Is car leasing making a comeback? While the majority of drivers choose to buy (or finance) a new car, many stand by leasing a car as the better decision. So which is correct? When should leasing be chosen instead of buying? Should you consider leasing? To help you decide, consider the benefits and disadvantages of leasing to help you decide.
Car leasing now accounts for approximately 30 percent of all new car sales, according to a recent report by U.S. News and World Report. Why is this? The high price of new cars and the evolving purchasing habits of the American consumer.
Little or no money down: leases require little or no money down and come with lower monthly payments
Trade up: Trade up for a new car and enjoy the most recent tech and safety advantages in newer vehicles.
Pay less each month than if you owned: That new car you want? With a leasing option, you will usually pay less monthly than if you were financing the same car.
Save on taxes: Consumers can typically save on taxes as well when they are leasing.
No hassle with selling your car in the future: Done with your lease? All you have to do is drop your car off at the dealership where your lease originated. Start a new lease or go another route; it’s up to you.

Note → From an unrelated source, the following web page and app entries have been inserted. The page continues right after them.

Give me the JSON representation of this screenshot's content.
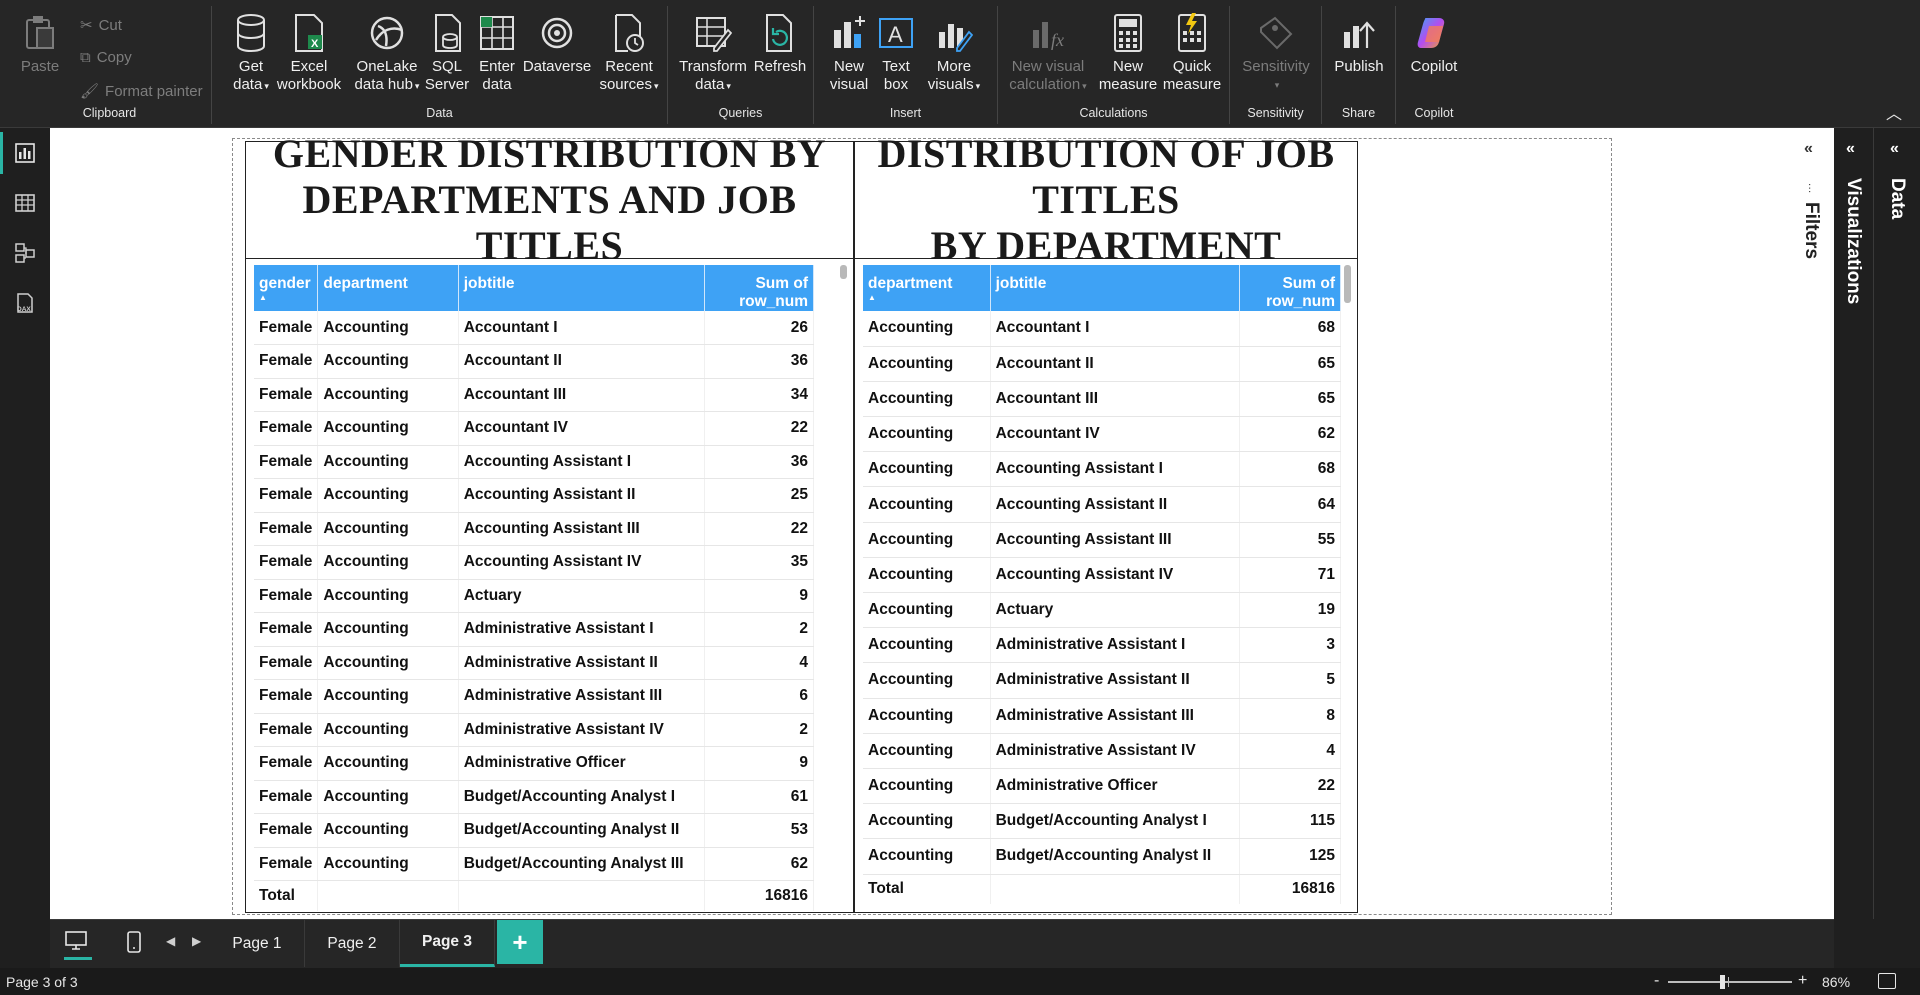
{
  "ribbon": {
    "clipboard": {
      "label": "Clipboard",
      "paste": "Paste",
      "cut": "Cut",
      "copy": "Copy",
      "format_painter": "Format painter"
    },
    "data": {
      "label": "Data",
      "get_data": [
        "Get",
        "data"
      ],
      "excel": [
        "Excel",
        "workbook"
      ],
      "onelake": [
        "OneLake",
        "data hub"
      ],
      "sql": [
        "SQL",
        "Server"
      ],
      "enter": [
        "Enter",
        "data"
      ],
      "dataverse": [
        "Dataverse",
        ""
      ],
      "recent": [
        "Recent",
        "sources"
      ]
    },
    "queries": {
      "label": "Queries",
      "transform": [
        "Transform",
        "data"
      ],
      "refresh": [
        "Refresh",
        ""
      ]
    },
    "insert": {
      "label": "Insert",
      "new_visual": [
        "New",
        "visual"
      ],
      "text_box": [
        "Text",
        "box"
      ],
      "more_visuals": [
        "More",
        "visuals"
      ]
    },
    "calculations": {
      "label": "Calculations",
      "new_visual_calc": [
        "New visual",
        "calculation"
      ],
      "new_measure": [
        "New",
        "measure"
      ],
      "quick_measure": [
        "Quick",
        "measure"
      ]
    },
    "sensitivity": {
      "label": "Sensitivity",
      "btn": "Sensitivity"
    },
    "share": {
      "label": "Share",
      "publish": "Publish"
    },
    "copilot": {
      "label": "Copilot",
      "btn": "Copilot"
    }
  },
  "left_table": {
    "title_line1": "GENDER DISTRIBUTION BY",
    "title_line2": "DEPARTMENTS AND JOB TITLES",
    "headers": [
      "gender",
      "department",
      "jobtitle",
      "Sum of row_num"
    ],
    "rows": [
      [
        "Female",
        "Accounting",
        "Accountant I",
        "26"
      ],
      [
        "Female",
        "Accounting",
        "Accountant II",
        "36"
      ],
      [
        "Female",
        "Accounting",
        "Accountant III",
        "34"
      ],
      [
        "Female",
        "Accounting",
        "Accountant IV",
        "22"
      ],
      [
        "Female",
        "Accounting",
        "Accounting Assistant I",
        "36"
      ],
      [
        "Female",
        "Accounting",
        "Accounting Assistant II",
        "25"
      ],
      [
        "Female",
        "Accounting",
        "Accounting Assistant III",
        "22"
      ],
      [
        "Female",
        "Accounting",
        "Accounting Assistant IV",
        "35"
      ],
      [
        "Female",
        "Accounting",
        "Actuary",
        "9"
      ],
      [
        "Female",
        "Accounting",
        "Administrative Assistant I",
        "2"
      ],
      [
        "Female",
        "Accounting",
        "Administrative Assistant II",
        "4"
      ],
      [
        "Female",
        "Accounting",
        "Administrative Assistant III",
        "6"
      ],
      [
        "Female",
        "Accounting",
        "Administrative Assistant IV",
        "2"
      ],
      [
        "Female",
        "Accounting",
        "Administrative Officer",
        "9"
      ],
      [
        "Female",
        "Accounting",
        "Budget/Accounting Analyst I",
        "61"
      ],
      [
        "Female",
        "Accounting",
        "Budget/Accounting Analyst II",
        "53"
      ],
      [
        "Female",
        "Accounting",
        "Budget/Accounting Analyst III",
        "62"
      ]
    ],
    "total_label": "Total",
    "total_value": "16816"
  },
  "right_table": {
    "title_line1": "DISTRIBUTION OF JOB TITLES",
    "title_line2": "BY DEPARTMENT",
    "headers": [
      "department",
      "jobtitle",
      "Sum of row_num"
    ],
    "rows": [
      [
        "Accounting",
        "Accountant I",
        "68"
      ],
      [
        "Accounting",
        "Accountant II",
        "65"
      ],
      [
        "Accounting",
        "Accountant III",
        "65"
      ],
      [
        "Accounting",
        "Accountant IV",
        "62"
      ],
      [
        "Accounting",
        "Accounting Assistant I",
        "68"
      ],
      [
        "Accounting",
        "Accounting Assistant II",
        "64"
      ],
      [
        "Accounting",
        "Accounting Assistant III",
        "55"
      ],
      [
        "Accounting",
        "Accounting Assistant IV",
        "71"
      ],
      [
        "Accounting",
        "Actuary",
        "19"
      ],
      [
        "Accounting",
        "Administrative Assistant I",
        "3"
      ],
      [
        "Accounting",
        "Administrative Assistant II",
        "5"
      ],
      [
        "Accounting",
        "Administrative Assistant III",
        "8"
      ],
      [
        "Accounting",
        "Administrative Assistant IV",
        "4"
      ],
      [
        "Accounting",
        "Administrative Officer",
        "22"
      ],
      [
        "Accounting",
        "Budget/Accounting Analyst I",
        "115"
      ],
      [
        "Accounting",
        "Budget/Accounting Analyst II",
        "125"
      ]
    ],
    "total_label": "Total",
    "total_value": "16816"
  },
  "side_panels": {
    "filters": "Filters",
    "visualizations": "Visualizations",
    "data": "Data"
  },
  "tabs": [
    {
      "label": "Page 1"
    },
    {
      "label": "Page 2"
    },
    {
      "label": "Page 3"
    }
  ],
  "add_page": "+",
  "status": {
    "page_indicator": "Page 3 of 3",
    "zoom": "86%",
    "zoom_minus": "-",
    "zoom_plus": "+"
  },
  "colors": {
    "header_blue": "#3ea2f5",
    "accent_teal": "#2ab5a5",
    "ribbon_bg": "#262626"
  },
  "icons": [
    "paste-icon",
    "cut-icon",
    "copy-icon",
    "format-painter-icon",
    "database-icon",
    "excel-icon",
    "onelake-icon",
    "sql-server-icon",
    "enter-data-icon",
    "dataverse-icon",
    "recent-sources-icon",
    "transform-icon",
    "refresh-icon",
    "new-visual-icon",
    "text-box-icon",
    "more-visuals-icon",
    "visual-calc-icon",
    "calculator-icon",
    "quick-measure-icon",
    "sensitivity-icon",
    "publish-icon",
    "copilot-icon"
  ]
}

When the lease term ends, you simply drop the car off at the dealership.
Warranty remains with leased car: Lease terms span about the same amount of time as the basic car warranty so you can better predict what it will cost you to lease the car. The great thing about an included warranty is that most cover basic maintenance costs as well.
While Americans are leasing more new vehicles than ever (and borrowing more than ever when they buy), there are many things to consider. While leasing a car sounds dreamy, it is important to factor in these disadvantages before signing the dotted line:
Annual mile limits: most leases have a mileage restriction on the leased vehicle to help keep the car in tip-top shape for the next leaser or eventual sale. Typically, mileage restrictions of approximately 9,000-15,000 are built into the contract. Exceed the mileage allotment and you will have to pay a fee. If you foresee that you will be doing quite a bit of driving annually, leasing might not be for you.
Wear and tear fees: Leased cars also come with wear and tear fees if the car is not kept in its nearly-new condition. You will also be required to show your receipts/records of regular maintenance that was done on the car to prove you took good care of it during the lease period. Again, if you fall short here, you will have to pay fees.
No equity in the car: Leases aren’t structured like financed car so at the end of your lease you won’t have any equity in the car you can use for a down payment on another car.
GAP insurance required: Leasing often requires that the lessor purchase GAP insurance so that the leasing company is covered if the car is totaled or stolen.
Buying a car gives you some flexible options that you won’t get from leasing a car, such as:
When your loan payments are paid off the car is yours: No matter how much you pay toward your leased car, you will never own it. With a financed car, you will reach a point where the only money you will putting down is for maintenance, fuel and repairs.
Drive as far as you want: Financed cars don’t have any mileage restrictions. While it is a good idea to keep your milage about 10,000 miles per year to not cause excessive damage on your car, and to keep it attractive to potential buyers if you sell it, you have no real limits on how far you want to drive.
No excessive wear fees: Financing a car doesn’t come with any standards for care so no future fees if you miss a scheduled tune-up. (Missing tune-ups will cause an accelerated break-down of your car’s overall health. Scott’s Fort Collins Auto can help you so that you never miss a tune-up!)
While not having many of the strings attached that car leasing has, car financing still has things to think about such as:
More of a hassle when you want a new car: Unlike with leased cars, you can’t easily trade-up a financed car. Getting a new car will require that you sell or trade in your current vehicle.
More expensive: In the short term, buying a car is more expensive. Most will have a car loan with interest fees and sales tax. Unless you are able to put down a sizeable down payment, typically, monthly payments are higher with financed cars than with leased cars.
Vehicle depreciation: Because market values fluctuate, when it comes time to sell or trade-up, you may find you owe more than the car is worth–in a position that no car buyer likes to face. When you lease, this issue isn’t your concern; the leasing company will have to worry about the depreciation.
Even after you think you’ve found the perfect new car, don’t sign on the dotted line until a mechanic takes a look under the hood. Scott’s is the perfect place to bring a vehicle for a pre-purchase car inspection. We perform all the mechanical, safety, and appearance checks you can’t complete yourself. With the results of the inspection in hand, you’ll know whether it’s advisable to go ahead with the purchase. If you have any questions for our team, or you want to schedule an appointment, please contact Scott’s today at 970-682-4202.